Task data.
------

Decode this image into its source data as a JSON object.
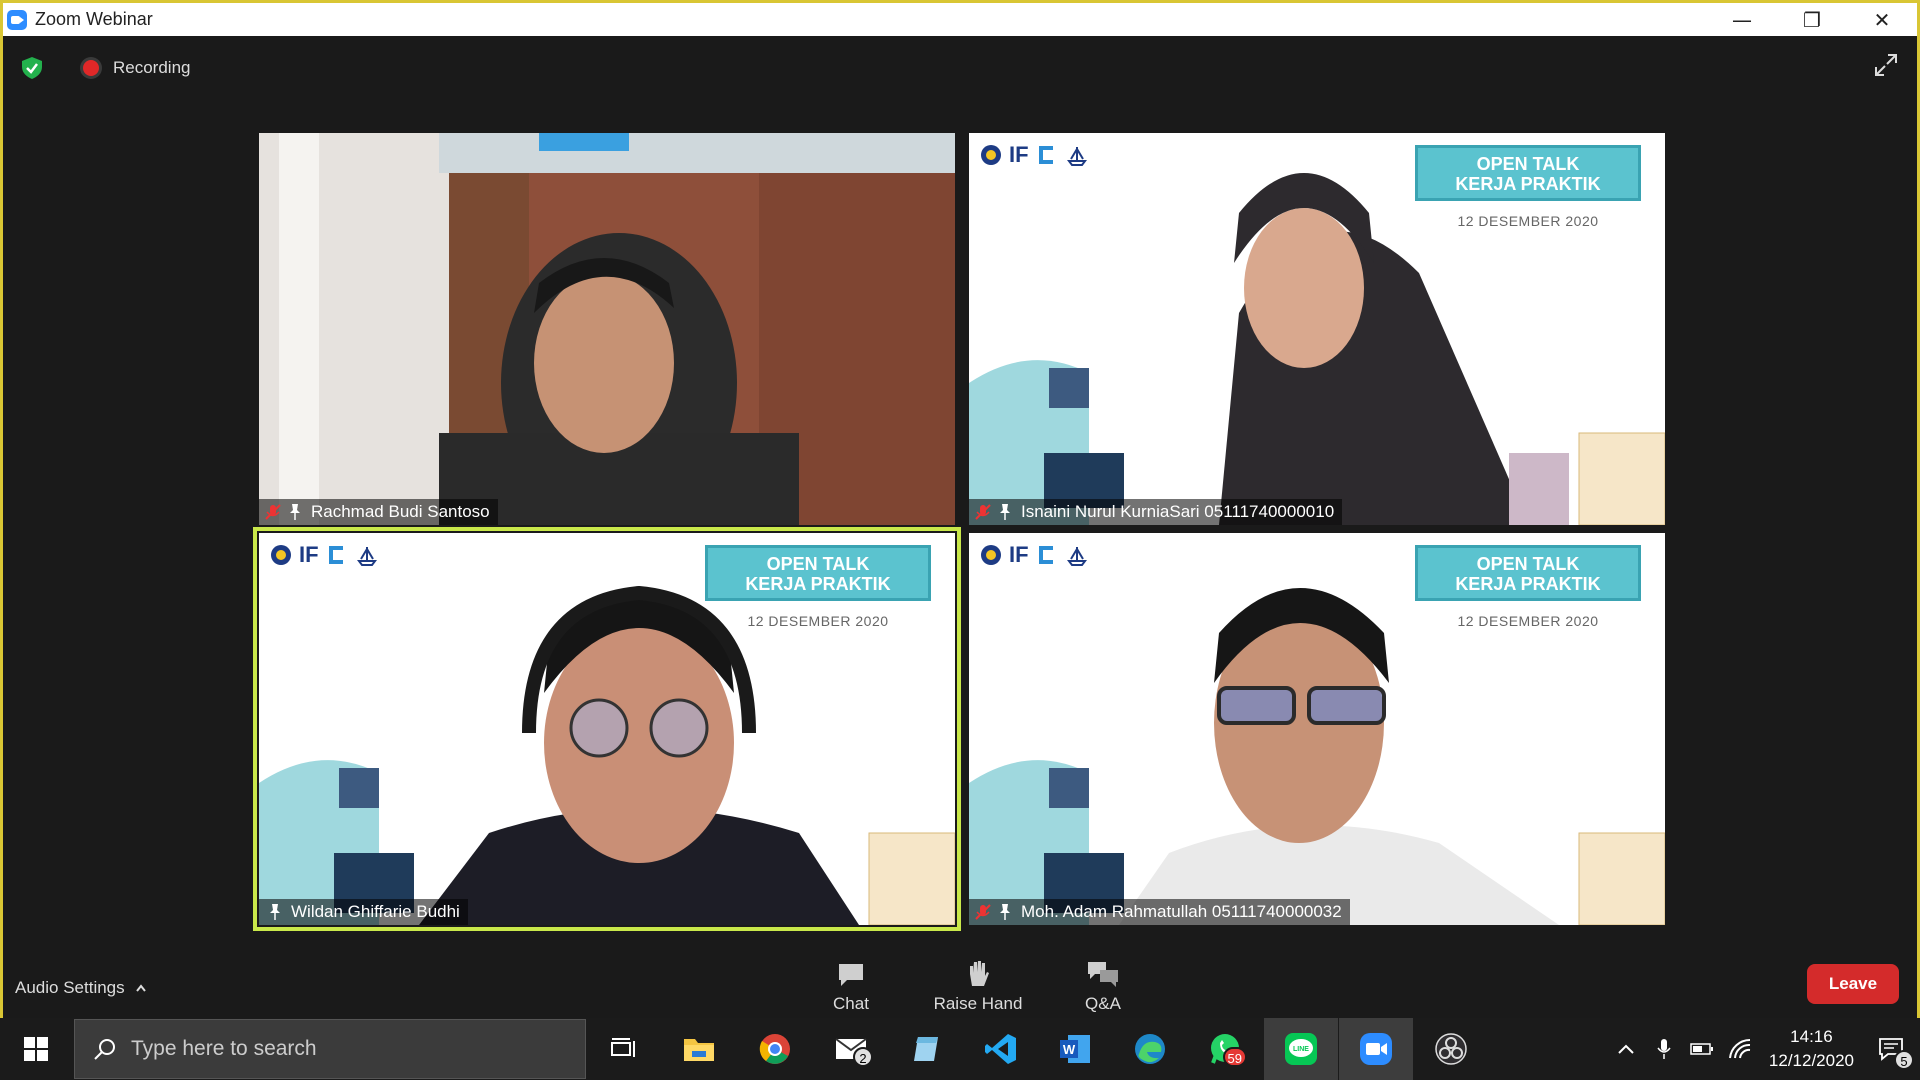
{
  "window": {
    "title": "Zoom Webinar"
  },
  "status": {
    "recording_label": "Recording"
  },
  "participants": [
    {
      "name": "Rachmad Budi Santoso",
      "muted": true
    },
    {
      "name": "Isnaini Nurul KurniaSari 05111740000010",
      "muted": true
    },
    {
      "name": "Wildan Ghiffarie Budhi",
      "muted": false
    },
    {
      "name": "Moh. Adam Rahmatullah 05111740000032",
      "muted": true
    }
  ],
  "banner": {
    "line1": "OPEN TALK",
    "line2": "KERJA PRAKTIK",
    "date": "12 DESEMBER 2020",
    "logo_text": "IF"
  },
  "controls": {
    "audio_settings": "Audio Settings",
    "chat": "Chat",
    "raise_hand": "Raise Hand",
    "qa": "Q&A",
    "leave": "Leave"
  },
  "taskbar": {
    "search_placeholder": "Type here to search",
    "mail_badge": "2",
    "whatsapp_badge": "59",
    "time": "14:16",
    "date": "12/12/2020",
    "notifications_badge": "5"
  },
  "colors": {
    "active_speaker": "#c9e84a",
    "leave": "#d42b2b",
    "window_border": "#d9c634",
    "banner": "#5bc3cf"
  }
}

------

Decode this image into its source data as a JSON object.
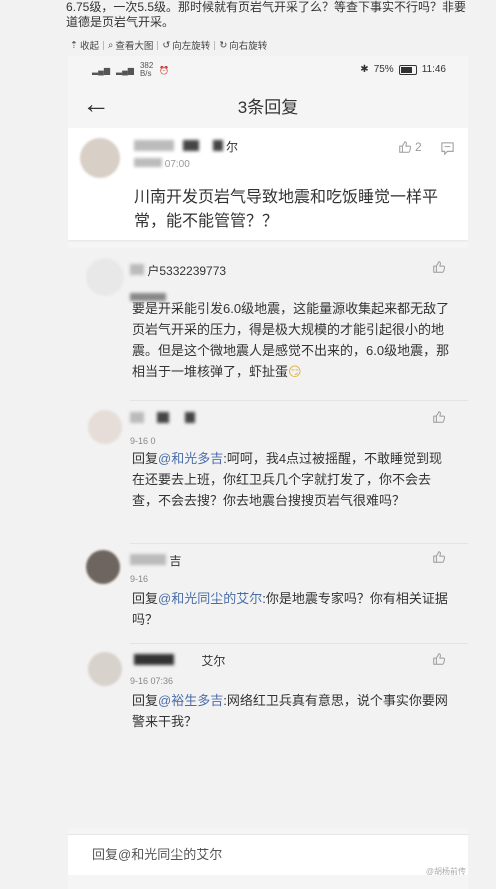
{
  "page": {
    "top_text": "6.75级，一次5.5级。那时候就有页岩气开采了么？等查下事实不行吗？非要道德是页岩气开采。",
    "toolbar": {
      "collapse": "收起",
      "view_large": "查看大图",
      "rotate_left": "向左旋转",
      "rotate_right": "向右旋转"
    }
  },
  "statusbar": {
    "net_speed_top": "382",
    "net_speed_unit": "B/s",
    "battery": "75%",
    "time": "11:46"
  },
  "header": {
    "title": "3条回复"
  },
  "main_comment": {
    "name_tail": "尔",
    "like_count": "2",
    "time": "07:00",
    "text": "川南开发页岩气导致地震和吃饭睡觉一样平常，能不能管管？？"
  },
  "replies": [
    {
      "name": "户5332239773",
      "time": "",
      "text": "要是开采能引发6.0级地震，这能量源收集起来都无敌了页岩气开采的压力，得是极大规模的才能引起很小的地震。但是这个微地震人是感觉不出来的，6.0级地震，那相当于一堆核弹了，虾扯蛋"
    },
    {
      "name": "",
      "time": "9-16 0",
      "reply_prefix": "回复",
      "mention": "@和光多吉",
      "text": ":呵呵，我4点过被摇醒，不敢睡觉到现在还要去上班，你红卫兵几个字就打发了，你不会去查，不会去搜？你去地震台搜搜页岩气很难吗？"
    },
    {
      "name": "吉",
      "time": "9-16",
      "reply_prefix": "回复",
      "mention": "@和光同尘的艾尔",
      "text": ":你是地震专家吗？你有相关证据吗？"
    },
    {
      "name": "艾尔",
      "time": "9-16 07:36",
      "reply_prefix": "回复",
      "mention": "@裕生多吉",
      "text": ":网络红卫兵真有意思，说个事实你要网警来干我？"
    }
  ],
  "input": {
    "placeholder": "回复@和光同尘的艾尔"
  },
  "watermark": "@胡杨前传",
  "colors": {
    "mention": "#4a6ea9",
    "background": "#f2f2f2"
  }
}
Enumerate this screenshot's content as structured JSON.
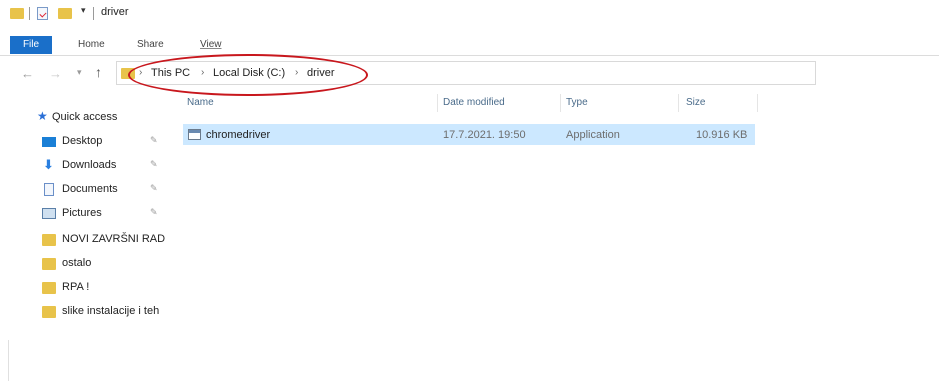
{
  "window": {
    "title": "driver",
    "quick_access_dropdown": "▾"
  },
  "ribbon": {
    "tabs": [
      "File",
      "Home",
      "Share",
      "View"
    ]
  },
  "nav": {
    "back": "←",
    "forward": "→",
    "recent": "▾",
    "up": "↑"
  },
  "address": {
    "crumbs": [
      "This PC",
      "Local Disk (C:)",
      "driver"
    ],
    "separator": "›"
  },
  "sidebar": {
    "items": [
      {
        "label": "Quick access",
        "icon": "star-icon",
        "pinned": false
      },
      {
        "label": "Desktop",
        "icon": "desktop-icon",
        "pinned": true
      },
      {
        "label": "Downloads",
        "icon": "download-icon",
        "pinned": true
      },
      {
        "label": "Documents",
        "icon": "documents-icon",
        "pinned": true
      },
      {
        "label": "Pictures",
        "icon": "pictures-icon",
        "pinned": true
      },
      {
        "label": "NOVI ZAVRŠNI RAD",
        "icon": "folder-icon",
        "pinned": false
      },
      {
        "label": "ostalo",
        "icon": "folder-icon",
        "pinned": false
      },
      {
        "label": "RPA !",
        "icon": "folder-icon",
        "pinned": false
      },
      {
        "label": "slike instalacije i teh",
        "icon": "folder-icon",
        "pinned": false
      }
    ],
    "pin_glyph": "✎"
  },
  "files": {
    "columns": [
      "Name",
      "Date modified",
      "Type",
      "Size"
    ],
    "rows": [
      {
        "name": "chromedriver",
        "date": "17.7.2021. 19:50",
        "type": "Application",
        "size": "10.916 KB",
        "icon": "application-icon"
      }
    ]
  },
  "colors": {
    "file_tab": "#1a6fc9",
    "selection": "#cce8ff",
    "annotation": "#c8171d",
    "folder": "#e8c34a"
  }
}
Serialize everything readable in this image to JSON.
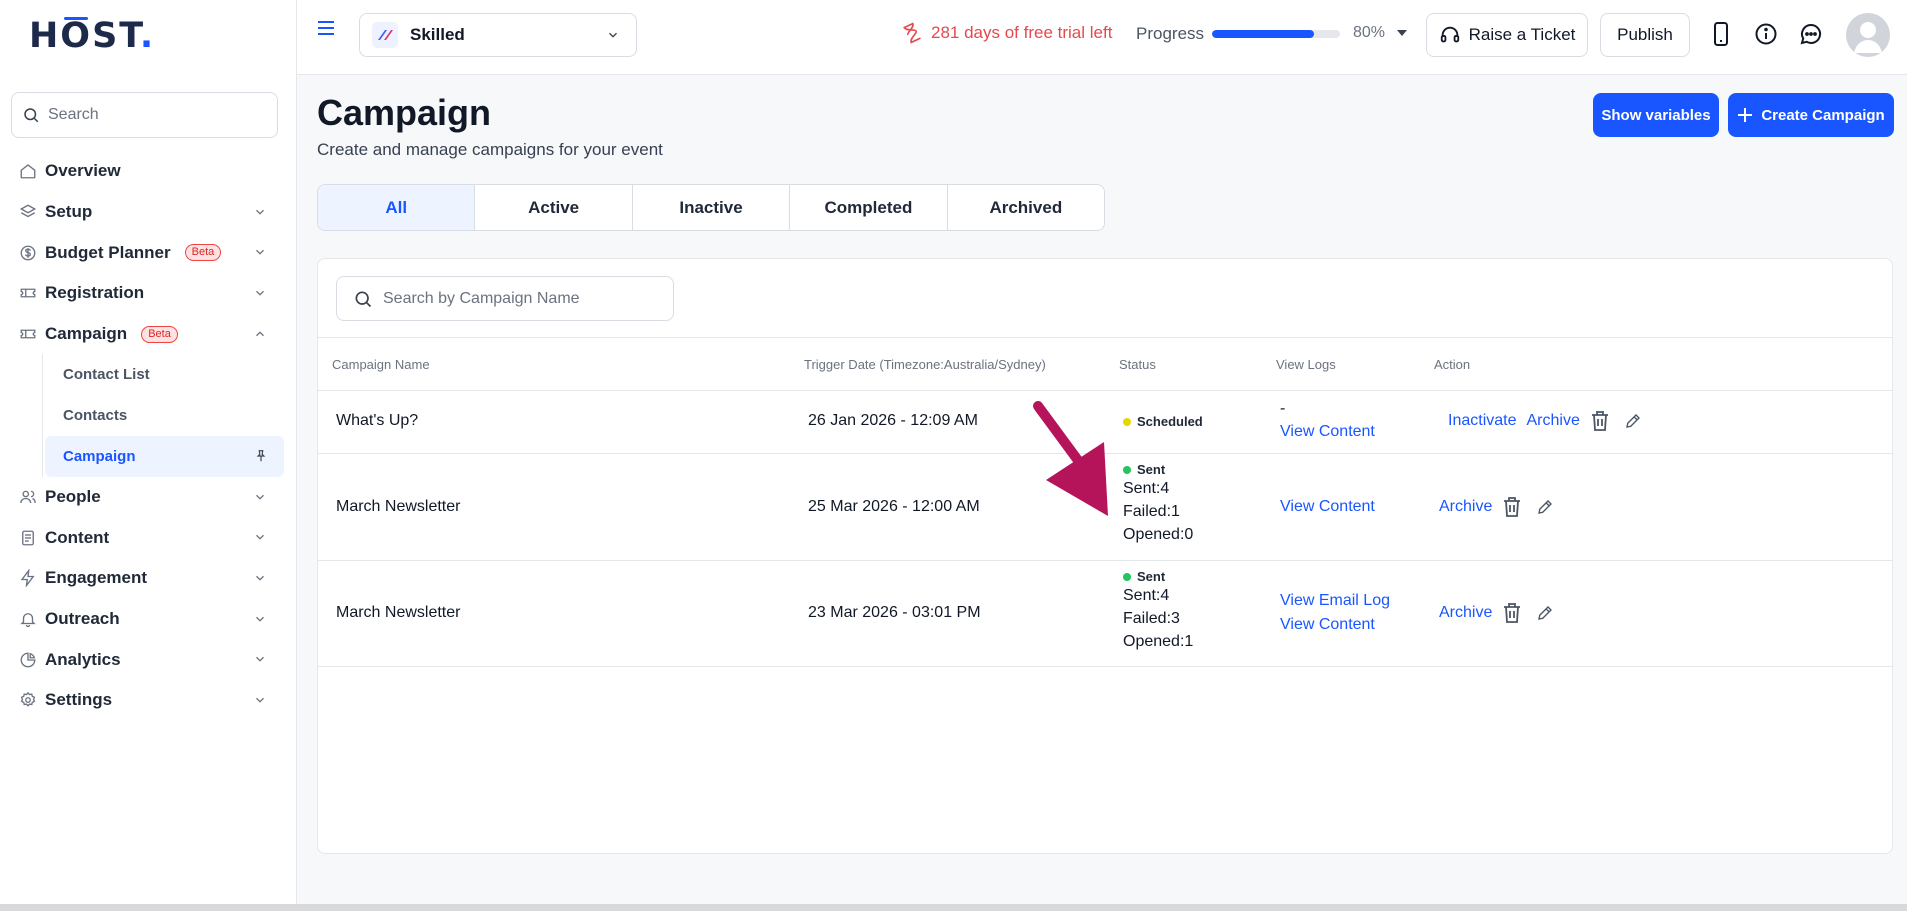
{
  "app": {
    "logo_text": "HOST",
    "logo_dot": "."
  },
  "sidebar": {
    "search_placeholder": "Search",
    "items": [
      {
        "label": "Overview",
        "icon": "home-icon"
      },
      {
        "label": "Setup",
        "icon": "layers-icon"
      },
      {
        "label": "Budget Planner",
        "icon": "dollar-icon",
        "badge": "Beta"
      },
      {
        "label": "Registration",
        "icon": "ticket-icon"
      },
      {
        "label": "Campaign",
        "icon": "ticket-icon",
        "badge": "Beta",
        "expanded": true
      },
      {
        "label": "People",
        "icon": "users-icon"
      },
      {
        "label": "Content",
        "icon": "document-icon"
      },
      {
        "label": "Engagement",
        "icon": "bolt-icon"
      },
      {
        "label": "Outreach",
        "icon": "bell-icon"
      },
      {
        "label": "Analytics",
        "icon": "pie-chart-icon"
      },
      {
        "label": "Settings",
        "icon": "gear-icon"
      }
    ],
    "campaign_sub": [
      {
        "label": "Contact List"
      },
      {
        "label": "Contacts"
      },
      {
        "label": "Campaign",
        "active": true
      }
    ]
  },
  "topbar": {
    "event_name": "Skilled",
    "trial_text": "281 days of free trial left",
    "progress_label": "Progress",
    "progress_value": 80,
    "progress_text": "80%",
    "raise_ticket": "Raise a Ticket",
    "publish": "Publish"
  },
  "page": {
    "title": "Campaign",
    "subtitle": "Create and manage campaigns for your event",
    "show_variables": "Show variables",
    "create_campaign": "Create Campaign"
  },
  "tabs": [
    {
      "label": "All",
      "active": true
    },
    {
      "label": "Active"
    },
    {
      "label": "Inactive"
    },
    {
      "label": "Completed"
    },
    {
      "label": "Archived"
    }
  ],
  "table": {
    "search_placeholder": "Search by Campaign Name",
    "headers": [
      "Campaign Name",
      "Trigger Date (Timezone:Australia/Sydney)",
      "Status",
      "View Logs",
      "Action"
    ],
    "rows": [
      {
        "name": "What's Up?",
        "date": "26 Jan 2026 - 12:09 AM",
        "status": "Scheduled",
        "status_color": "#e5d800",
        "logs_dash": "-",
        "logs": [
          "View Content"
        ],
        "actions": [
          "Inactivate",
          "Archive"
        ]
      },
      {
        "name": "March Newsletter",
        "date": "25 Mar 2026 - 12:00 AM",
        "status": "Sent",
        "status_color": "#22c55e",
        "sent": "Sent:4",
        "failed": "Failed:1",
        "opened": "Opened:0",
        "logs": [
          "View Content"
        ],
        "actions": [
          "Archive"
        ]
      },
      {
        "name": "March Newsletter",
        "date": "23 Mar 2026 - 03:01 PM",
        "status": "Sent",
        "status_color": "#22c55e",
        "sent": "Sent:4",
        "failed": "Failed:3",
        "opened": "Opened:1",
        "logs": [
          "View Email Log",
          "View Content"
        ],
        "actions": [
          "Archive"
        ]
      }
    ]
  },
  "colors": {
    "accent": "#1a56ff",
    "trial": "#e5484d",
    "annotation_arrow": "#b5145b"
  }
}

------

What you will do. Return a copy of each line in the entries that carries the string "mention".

Finished exercise.
      "mention": "@和光多吉",
      "mention": "@和光同尘的艾尔",
      "mention": "@裕生多吉",
    "mention": "#4a6ea9",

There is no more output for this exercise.